> **What is being asked**:
May I have the line containing "What's the underlying" and every line after it through the end of the data, repeated exactly and with no other lines?
(Dataset content begins)
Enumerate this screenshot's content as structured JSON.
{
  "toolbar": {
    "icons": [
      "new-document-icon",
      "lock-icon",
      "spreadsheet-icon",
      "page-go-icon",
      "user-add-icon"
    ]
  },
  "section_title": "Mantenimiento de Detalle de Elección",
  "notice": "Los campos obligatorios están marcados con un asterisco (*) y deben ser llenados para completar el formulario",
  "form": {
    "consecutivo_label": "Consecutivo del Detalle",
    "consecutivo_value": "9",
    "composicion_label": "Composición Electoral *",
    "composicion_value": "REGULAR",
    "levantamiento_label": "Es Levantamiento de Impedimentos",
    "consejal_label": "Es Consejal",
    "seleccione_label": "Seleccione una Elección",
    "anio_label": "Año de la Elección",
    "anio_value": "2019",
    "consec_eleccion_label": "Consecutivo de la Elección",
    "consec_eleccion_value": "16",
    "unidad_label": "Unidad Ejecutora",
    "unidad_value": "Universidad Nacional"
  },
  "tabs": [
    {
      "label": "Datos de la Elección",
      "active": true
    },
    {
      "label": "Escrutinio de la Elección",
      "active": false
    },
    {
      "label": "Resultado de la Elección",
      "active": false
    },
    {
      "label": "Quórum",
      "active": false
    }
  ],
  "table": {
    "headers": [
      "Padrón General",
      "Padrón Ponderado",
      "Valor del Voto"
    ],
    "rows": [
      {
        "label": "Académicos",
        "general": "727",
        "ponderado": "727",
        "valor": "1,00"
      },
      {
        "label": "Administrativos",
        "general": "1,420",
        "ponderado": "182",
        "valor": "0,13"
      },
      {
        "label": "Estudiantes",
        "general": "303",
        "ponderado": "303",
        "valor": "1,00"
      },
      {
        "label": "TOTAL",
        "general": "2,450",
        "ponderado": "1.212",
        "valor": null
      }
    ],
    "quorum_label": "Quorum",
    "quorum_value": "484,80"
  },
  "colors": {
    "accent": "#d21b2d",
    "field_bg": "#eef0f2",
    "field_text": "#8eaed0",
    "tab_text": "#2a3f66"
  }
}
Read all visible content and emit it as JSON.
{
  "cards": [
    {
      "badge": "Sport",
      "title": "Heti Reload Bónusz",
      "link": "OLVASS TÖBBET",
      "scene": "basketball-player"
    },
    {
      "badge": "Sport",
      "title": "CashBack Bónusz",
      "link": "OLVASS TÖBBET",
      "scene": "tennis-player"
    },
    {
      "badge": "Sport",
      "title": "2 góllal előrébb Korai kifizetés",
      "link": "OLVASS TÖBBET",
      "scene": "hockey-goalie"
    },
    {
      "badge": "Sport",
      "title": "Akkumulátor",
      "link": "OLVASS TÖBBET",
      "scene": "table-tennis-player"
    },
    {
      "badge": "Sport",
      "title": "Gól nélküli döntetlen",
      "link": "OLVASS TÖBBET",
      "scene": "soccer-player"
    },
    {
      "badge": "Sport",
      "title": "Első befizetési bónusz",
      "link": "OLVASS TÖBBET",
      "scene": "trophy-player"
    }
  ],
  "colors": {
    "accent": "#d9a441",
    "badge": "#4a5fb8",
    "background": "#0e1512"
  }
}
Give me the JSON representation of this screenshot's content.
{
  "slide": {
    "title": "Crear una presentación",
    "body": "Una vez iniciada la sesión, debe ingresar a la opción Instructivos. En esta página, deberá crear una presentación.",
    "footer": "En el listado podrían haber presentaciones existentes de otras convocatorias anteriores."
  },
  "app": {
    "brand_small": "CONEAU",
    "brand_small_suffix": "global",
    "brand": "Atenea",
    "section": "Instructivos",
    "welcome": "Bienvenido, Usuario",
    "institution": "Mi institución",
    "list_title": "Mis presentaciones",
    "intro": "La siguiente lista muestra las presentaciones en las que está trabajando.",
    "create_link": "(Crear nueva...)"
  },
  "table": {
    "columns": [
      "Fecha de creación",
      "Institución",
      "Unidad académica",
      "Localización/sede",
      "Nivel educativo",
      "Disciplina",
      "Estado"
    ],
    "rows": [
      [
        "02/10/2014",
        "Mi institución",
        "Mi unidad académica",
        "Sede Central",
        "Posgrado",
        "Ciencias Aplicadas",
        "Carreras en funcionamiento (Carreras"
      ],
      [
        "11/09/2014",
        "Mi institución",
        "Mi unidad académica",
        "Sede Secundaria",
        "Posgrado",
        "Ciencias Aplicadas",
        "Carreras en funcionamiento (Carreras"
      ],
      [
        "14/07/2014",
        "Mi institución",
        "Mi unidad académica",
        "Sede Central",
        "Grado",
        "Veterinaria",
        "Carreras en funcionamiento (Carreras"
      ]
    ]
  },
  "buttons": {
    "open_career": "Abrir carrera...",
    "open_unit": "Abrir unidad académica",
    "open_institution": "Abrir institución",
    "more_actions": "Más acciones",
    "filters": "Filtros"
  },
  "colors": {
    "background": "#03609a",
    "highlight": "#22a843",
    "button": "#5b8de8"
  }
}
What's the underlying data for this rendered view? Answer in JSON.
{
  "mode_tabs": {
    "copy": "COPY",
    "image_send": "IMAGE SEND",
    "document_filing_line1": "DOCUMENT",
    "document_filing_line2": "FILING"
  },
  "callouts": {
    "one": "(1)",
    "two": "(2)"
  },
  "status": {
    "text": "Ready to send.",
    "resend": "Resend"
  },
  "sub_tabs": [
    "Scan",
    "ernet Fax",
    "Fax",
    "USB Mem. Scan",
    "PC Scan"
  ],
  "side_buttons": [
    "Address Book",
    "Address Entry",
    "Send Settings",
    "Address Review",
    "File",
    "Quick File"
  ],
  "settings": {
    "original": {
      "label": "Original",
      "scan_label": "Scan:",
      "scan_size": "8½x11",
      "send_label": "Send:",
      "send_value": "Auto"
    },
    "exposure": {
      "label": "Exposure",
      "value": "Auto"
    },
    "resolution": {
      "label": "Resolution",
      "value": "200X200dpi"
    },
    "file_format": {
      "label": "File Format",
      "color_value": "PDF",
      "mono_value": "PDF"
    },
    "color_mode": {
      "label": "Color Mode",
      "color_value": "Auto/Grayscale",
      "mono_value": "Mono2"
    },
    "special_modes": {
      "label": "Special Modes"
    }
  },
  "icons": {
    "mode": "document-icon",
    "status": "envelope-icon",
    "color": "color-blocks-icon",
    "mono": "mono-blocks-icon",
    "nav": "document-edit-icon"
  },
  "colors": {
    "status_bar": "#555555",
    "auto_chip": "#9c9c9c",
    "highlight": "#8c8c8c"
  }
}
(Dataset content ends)
> **Written solution**:
What's the underlying data for this rendered view? Answer in JSON.
{
  "mode_tabs": {
    "copy": "COPY",
    "image_send": "IMAGE SEND",
    "document_filing_line1": "DOCUMENT",
    "document_filing_line2": "FILING"
  },
  "callouts": {
    "one": "(1)",
    "two": "(2)"
  },
  "status": {
    "text": "Ready to send.",
    "resend": "Resend"
  },
  "sub_tabs": [
    "Scan",
    "ernet Fax",
    "Fax",
    "USB Mem. Scan",
    "PC Scan"
  ],
  "side_buttons": [
    "Address Book",
    "Address Entry",
    "Send Settings",
    "Address Review",
    "File",
    "Quick File"
  ],
  "settings": {
    "original": {
      "label": "Original",
      "scan_label": "Scan:",
      "scan_size": "8½x11",
      "send_label": "Send:",
      "send_value": "Auto"
    },
    "exposure": {
      "label": "Exposure",
      "value": "Auto"
    },
    "resolution": {
      "label": "Resolution",
      "value": "200X200dpi"
    },
    "file_format": {
      "label": "File Format",
      "color_value": "PDF",
      "mono_value": "PDF"
    },
    "color_mode": {
      "label": "Color Mode",
      "color_value": "Auto/Grayscale",
      "mono_value": "Mono2"
    },
    "special_modes": {
      "label": "Special Modes"
    }
  },
  "icons": {
    "mode": "document-icon",
    "status": "envelope-icon",
    "color": "color-blocks-icon",
    "mono": "mono-blocks-icon",
    "nav": "document-edit-icon"
  },
  "colors": {
    "status_bar": "#555555",
    "auto_chip": "#9c9c9c",
    "highlight": "#8c8c8c"
  }
}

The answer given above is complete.